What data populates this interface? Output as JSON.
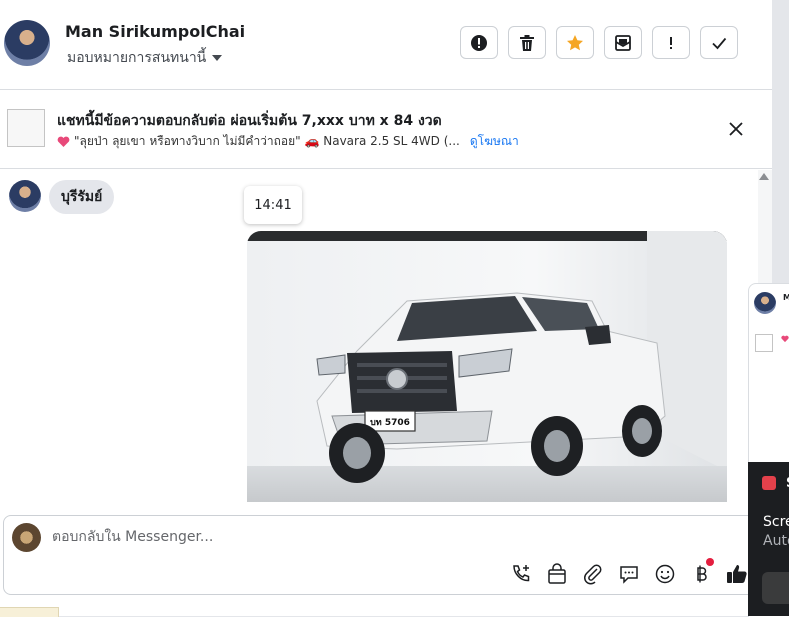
{
  "header": {
    "contact_name": "Man SirikumpolChai",
    "assign_label": "มอบหมายการสนทนานี้",
    "toolbar": [
      {
        "name": "report-button",
        "icon": "exclamation-circle-icon"
      },
      {
        "name": "delete-button",
        "icon": "trash-icon"
      },
      {
        "name": "star-button",
        "icon": "star-icon",
        "color": "#f5a623"
      },
      {
        "name": "mark-unread-button",
        "icon": "envelope-icon"
      },
      {
        "name": "important-button",
        "icon": "exclamation-icon"
      },
      {
        "name": "mark-done-button",
        "icon": "check-icon"
      }
    ]
  },
  "ad": {
    "title": "แชทนี้มีข้อความตอบกลับต่อ ผ่อนเริ่มต้น 7,xxx บาท x 84 งวด",
    "subtitle": "\"ลุยป่า ลุยเขา หรือทางวิบาก ไม่มีคำว่าถอย\" 🚗 Navara 2.5 SL 4WD (...",
    "link": "ดูโฆษณา"
  },
  "messages": {
    "incoming_text": "บุรีรัมย์",
    "timestamp": "14:41",
    "photo_plate": "บท 5706",
    "photo_subject": "white pickup truck photo"
  },
  "composer": {
    "placeholder": "ตอบกลับใน Messenger...",
    "icons": [
      "phone-add-icon",
      "shopping-bag-icon",
      "paperclip-icon",
      "chat-bubble-icon",
      "emoji-icon",
      "baht-payment-icon",
      "thumbs-up-icon"
    ]
  },
  "side_panel": {
    "name_initial": "M",
    "dark_letter": "S",
    "dark_line1": "Scre",
    "dark_line2": "Auto"
  },
  "colors": {
    "accent": "#1877f2",
    "star": "#f5a623",
    "notification": "#e41e3f"
  }
}
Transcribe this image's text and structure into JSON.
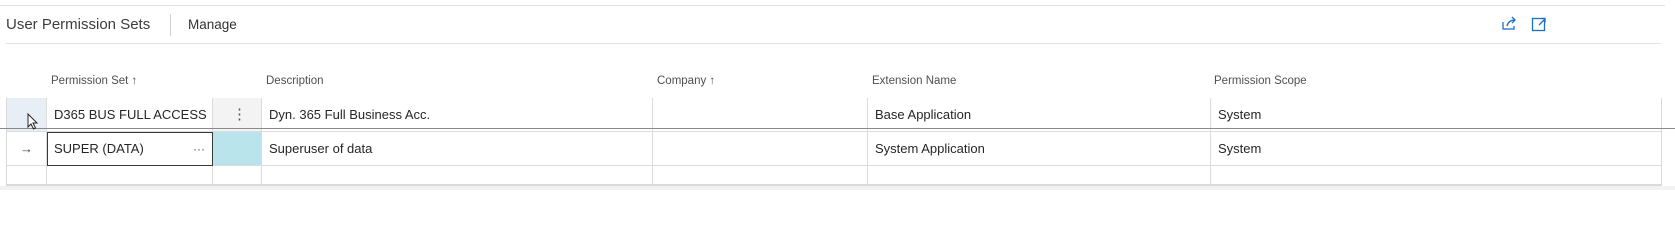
{
  "header": {
    "title": "User Permission Sets",
    "manage_label": "Manage",
    "icons": [
      "share-icon",
      "expand-icon"
    ]
  },
  "columns": {
    "permission_set": "Permission Set ↑",
    "description": "Description",
    "company": "Company ↑",
    "extension_name": "Extension Name",
    "permission_scope": "Permission Scope"
  },
  "rows": [
    {
      "permission_set": "D365 BUS FULL ACCESS",
      "description": "Dyn. 365 Full Business Acc.",
      "company": "",
      "extension_name": "Base Application",
      "permission_scope": "System"
    },
    {
      "indicator": "→",
      "permission_set": "SUPER (DATA)",
      "description": "Superuser of data",
      "company": "",
      "extension_name": "System Application",
      "permission_scope": "System"
    }
  ],
  "row_menu_glyph": "⋮",
  "lookup_glyph": "···"
}
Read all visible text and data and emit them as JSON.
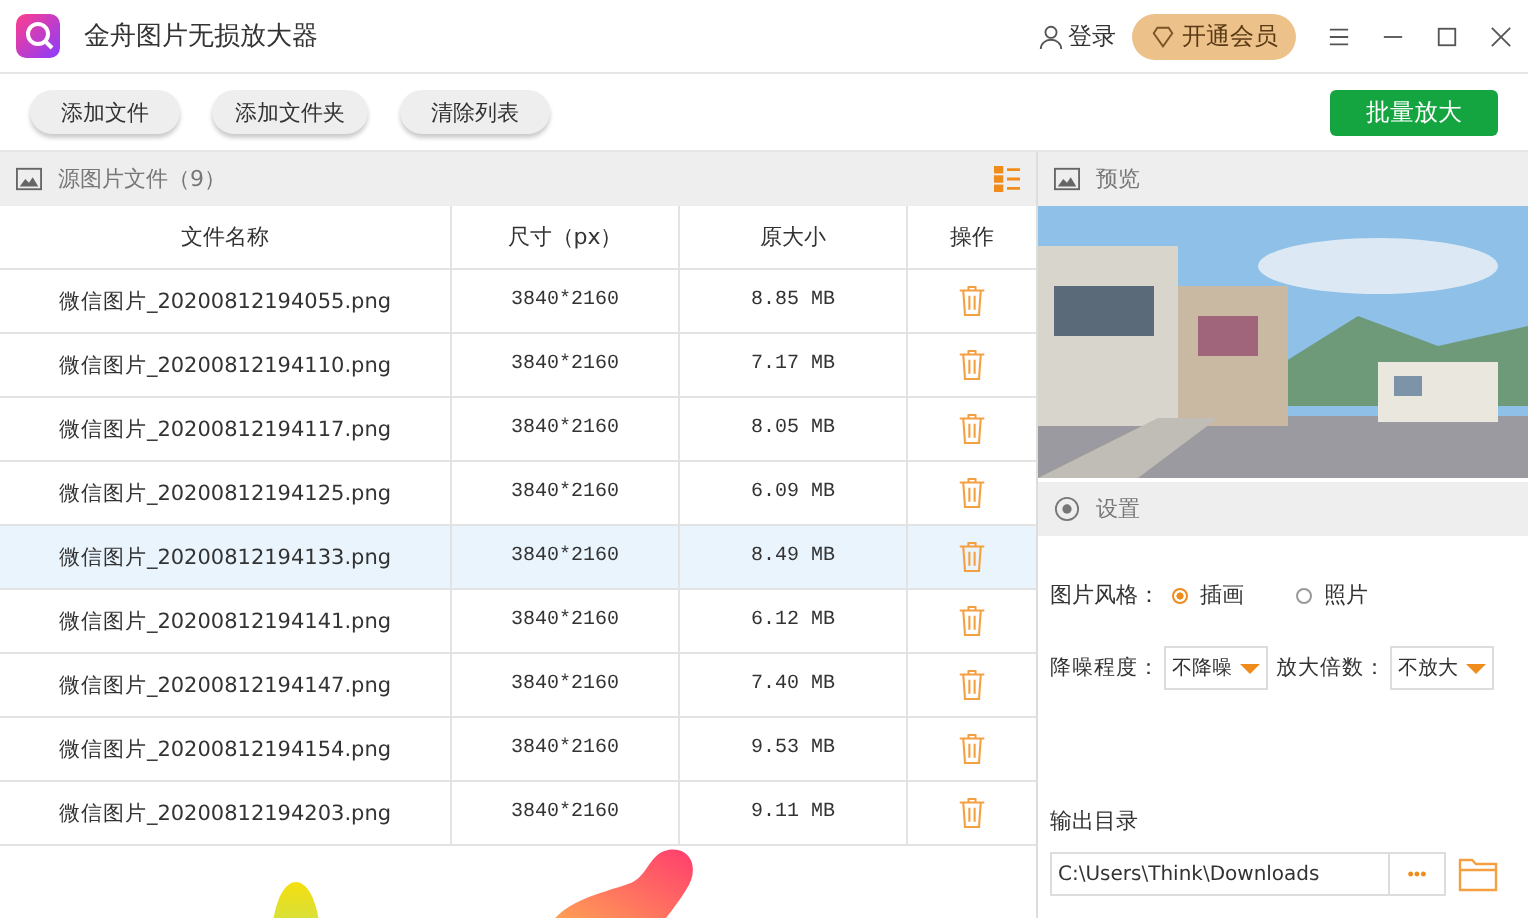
{
  "window": {
    "title": "金舟图片无损放大器",
    "login": "登录",
    "vip": "开通会员"
  },
  "toolbar": {
    "buttons": [
      "添加文件",
      "添加文件夹",
      "清除列表"
    ],
    "primary": "批量放大"
  },
  "files": {
    "title": "源图片文件（9）",
    "columns": [
      "文件名称",
      "尺寸（px）",
      "原大小",
      "操作"
    ],
    "rows": [
      {
        "name": "微信图片_20200812194055.png",
        "size": "3840*2160",
        "filesize": "8.85 MB",
        "selected": false
      },
      {
        "name": "微信图片_20200812194110.png",
        "size": "3840*2160",
        "filesize": "7.17 MB",
        "selected": false
      },
      {
        "name": "微信图片_20200812194117.png",
        "size": "3840*2160",
        "filesize": "8.05 MB",
        "selected": false
      },
      {
        "name": "微信图片_20200812194125.png",
        "size": "3840*2160",
        "filesize": "6.09 MB",
        "selected": false
      },
      {
        "name": "微信图片_20200812194133.png",
        "size": "3840*2160",
        "filesize": "8.49 MB",
        "selected": true
      },
      {
        "name": "微信图片_20200812194141.png",
        "size": "3840*2160",
        "filesize": "6.12 MB",
        "selected": false
      },
      {
        "name": "微信图片_20200812194147.png",
        "size": "3840*2160",
        "filesize": "7.40 MB",
        "selected": false
      },
      {
        "name": "微信图片_20200812194154.png",
        "size": "3840*2160",
        "filesize": "9.53 MB",
        "selected": false
      },
      {
        "name": "微信图片_20200812194203.png",
        "size": "3840*2160",
        "filesize": "9.11 MB",
        "selected": false
      }
    ]
  },
  "preview": {
    "title": "预览"
  },
  "settings": {
    "title": "设置",
    "style_label": "图片风格：",
    "styles": [
      {
        "label": "插画",
        "selected": true
      },
      {
        "label": "照片",
        "selected": false
      }
    ],
    "denoise_label": "降噪程度：",
    "denoise_value": "不降噪",
    "scale_label": "放大倍数：",
    "scale_value": "不放大",
    "output_label": "输出目录",
    "output_path": "C:\\Users\\Think\\Downloads",
    "browse": "•••"
  }
}
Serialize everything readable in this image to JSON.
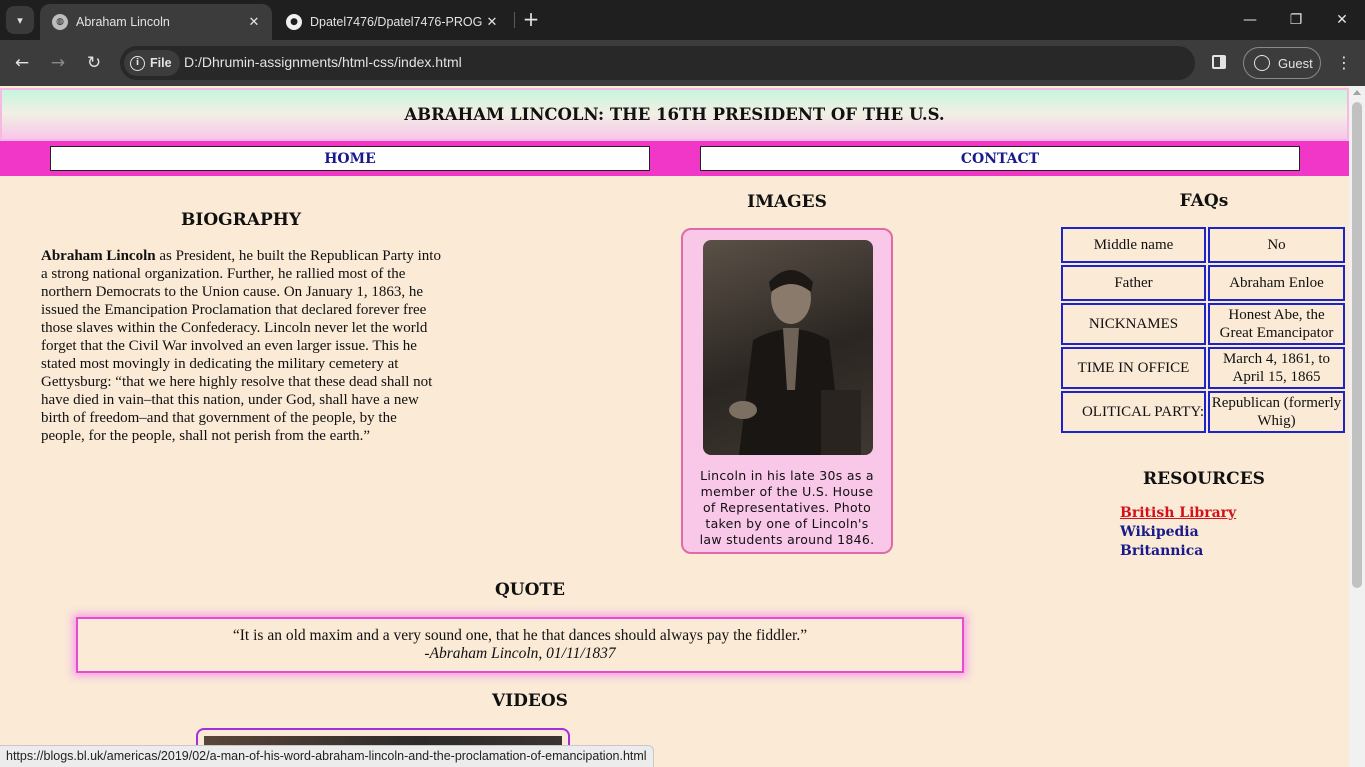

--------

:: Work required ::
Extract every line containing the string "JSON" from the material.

:: Your solution ::
What data populates this interface? Output as JSON.
Transcribe this image's text and structure into JSON.
Read all visible text and data and emit them as JSON.
Serialize everything readable in this image to JSON.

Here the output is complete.